_Provided data_.
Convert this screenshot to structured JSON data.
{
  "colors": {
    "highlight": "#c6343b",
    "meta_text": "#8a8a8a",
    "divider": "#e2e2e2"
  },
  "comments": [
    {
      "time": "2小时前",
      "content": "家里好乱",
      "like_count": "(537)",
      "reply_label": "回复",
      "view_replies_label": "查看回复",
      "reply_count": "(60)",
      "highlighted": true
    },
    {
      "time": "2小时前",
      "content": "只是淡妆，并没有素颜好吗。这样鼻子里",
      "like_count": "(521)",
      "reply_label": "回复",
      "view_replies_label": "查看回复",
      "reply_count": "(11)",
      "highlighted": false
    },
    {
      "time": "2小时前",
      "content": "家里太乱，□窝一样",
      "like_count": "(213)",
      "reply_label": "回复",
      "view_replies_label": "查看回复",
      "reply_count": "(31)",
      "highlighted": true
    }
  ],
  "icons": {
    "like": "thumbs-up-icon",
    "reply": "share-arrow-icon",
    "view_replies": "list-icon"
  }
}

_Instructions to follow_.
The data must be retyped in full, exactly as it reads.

_Result of this exercise_.
Convert this screenshot to structured JSON data.
{
  "colors": {
    "highlight": "#c6343b",
    "meta_text": "#8a8a8a",
    "divider": "#e2e2e2"
  },
  "comments": [
    {
      "time": "2小时前",
      "content": "家里好乱",
      "like_count": "(537)",
      "reply_label": "回复",
      "view_replies_label": "查看回复",
      "reply_count": "(60)",
      "highlighted": true
    },
    {
      "time": "2小时前",
      "content": "只是淡妆，并没有素颜好吗。这样鼻子里",
      "like_count": "(521)",
      "reply_label": "回复",
      "view_replies_label": "查看回复",
      "reply_count": "(11)",
      "highlighted": false
    },
    {
      "time": "2小时前",
      "content": "家里太乱，□窝一样",
      "like_count": "(213)",
      "reply_label": "回复",
      "view_replies_label": "查看回复",
      "reply_count": "(31)",
      "highlighted": true
    }
  ],
  "icons": {
    "like": "thumbs-up-icon",
    "reply": "share-arrow-icon",
    "view_replies": "list-icon"
  }
}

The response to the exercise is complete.